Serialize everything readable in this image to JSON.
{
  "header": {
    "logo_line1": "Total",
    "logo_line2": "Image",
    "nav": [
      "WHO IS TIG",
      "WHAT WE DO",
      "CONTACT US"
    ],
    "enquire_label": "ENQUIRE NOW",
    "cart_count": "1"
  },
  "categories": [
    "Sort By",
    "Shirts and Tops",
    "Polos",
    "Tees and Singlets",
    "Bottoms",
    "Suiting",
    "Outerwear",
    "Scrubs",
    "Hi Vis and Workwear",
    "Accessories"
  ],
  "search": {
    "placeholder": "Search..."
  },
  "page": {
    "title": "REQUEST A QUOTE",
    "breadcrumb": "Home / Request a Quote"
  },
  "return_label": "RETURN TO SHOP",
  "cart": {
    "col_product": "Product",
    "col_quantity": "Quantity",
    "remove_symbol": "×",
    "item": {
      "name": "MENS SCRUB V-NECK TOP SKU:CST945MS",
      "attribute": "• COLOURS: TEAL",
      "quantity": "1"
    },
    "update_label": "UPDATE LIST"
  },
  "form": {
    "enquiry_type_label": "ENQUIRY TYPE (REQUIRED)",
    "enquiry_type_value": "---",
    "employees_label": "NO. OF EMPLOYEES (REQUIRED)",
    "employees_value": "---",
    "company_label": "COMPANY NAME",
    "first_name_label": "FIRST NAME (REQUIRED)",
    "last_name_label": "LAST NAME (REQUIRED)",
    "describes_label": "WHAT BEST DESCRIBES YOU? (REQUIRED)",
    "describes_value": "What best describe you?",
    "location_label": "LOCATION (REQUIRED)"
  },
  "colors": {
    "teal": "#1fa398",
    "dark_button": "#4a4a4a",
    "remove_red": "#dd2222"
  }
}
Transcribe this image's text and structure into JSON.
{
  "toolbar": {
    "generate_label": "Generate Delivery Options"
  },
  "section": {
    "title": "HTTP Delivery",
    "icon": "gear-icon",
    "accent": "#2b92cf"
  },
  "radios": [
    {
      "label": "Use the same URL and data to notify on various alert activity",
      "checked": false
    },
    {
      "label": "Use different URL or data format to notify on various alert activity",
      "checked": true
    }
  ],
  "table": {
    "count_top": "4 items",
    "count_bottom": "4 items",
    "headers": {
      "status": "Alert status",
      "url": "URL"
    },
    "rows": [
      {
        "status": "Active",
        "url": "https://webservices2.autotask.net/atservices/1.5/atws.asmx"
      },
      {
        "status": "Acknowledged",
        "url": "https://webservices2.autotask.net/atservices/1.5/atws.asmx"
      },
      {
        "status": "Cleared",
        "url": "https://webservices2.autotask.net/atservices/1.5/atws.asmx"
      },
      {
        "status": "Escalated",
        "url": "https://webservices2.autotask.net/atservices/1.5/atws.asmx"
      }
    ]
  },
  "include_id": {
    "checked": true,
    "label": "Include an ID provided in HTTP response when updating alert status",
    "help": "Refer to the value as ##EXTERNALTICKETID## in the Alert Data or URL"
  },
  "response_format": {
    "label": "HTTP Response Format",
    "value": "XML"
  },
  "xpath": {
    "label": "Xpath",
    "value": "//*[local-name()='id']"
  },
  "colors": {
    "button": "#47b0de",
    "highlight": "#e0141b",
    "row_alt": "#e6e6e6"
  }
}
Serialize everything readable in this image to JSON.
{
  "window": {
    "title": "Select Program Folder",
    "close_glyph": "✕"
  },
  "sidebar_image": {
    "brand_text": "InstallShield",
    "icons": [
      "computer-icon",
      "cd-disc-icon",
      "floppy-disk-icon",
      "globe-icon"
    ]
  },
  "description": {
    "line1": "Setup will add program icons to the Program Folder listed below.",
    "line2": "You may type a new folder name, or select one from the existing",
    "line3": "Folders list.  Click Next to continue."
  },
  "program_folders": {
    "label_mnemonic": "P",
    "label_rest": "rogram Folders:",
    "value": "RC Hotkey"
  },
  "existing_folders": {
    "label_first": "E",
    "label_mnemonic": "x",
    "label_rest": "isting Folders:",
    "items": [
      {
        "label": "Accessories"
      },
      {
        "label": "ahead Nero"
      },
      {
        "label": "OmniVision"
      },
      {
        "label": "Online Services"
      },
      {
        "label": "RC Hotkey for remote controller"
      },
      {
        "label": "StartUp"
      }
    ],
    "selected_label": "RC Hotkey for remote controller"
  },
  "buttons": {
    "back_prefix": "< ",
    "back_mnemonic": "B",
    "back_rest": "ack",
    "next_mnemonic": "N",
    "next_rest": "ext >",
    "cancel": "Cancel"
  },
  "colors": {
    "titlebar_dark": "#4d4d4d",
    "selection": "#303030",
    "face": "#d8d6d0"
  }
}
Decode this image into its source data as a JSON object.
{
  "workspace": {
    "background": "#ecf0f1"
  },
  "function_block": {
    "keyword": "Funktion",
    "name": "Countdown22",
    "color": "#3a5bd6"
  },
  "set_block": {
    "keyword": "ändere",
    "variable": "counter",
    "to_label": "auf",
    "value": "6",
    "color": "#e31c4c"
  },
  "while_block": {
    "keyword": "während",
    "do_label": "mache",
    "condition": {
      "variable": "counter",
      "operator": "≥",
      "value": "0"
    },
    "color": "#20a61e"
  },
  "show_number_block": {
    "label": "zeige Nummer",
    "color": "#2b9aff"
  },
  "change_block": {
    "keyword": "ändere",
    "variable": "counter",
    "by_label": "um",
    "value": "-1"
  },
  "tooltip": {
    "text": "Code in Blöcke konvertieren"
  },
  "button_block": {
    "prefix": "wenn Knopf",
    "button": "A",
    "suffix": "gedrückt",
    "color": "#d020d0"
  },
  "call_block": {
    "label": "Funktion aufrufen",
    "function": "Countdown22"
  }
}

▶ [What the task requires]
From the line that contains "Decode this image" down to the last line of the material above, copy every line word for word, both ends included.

▶ [Result]
Decode this image into its source data as a JSON object.
{
  "workspace": {
    "background": "#ecf0f1"
  },
  "function_block": {
    "keyword": "Funktion",
    "name": "Countdown22",
    "color": "#3a5bd6"
  },
  "set_block": {
    "keyword": "ändere",
    "variable": "counter",
    "to_label": "auf",
    "value": "6",
    "color": "#e31c4c"
  },
  "while_block": {
    "keyword": "während",
    "do_label": "mache",
    "condition": {
      "variable": "counter",
      "operator": "≥",
      "value": "0"
    },
    "color": "#20a61e"
  },
  "show_number_block": {
    "label": "zeige Nummer",
    "color": "#2b9aff"
  },
  "change_block": {
    "keyword": "ändere",
    "variable": "counter",
    "by_label": "um",
    "value": "-1"
  },
  "tooltip": {
    "text": "Code in Blöcke konvertieren"
  },
  "button_block": {
    "prefix": "wenn Knopf",
    "button": "A",
    "suffix": "gedrückt",
    "color": "#d020d0"
  },
  "call_block": {
    "label": "Funktion aufrufen",
    "function": "Countdown22"
  }
}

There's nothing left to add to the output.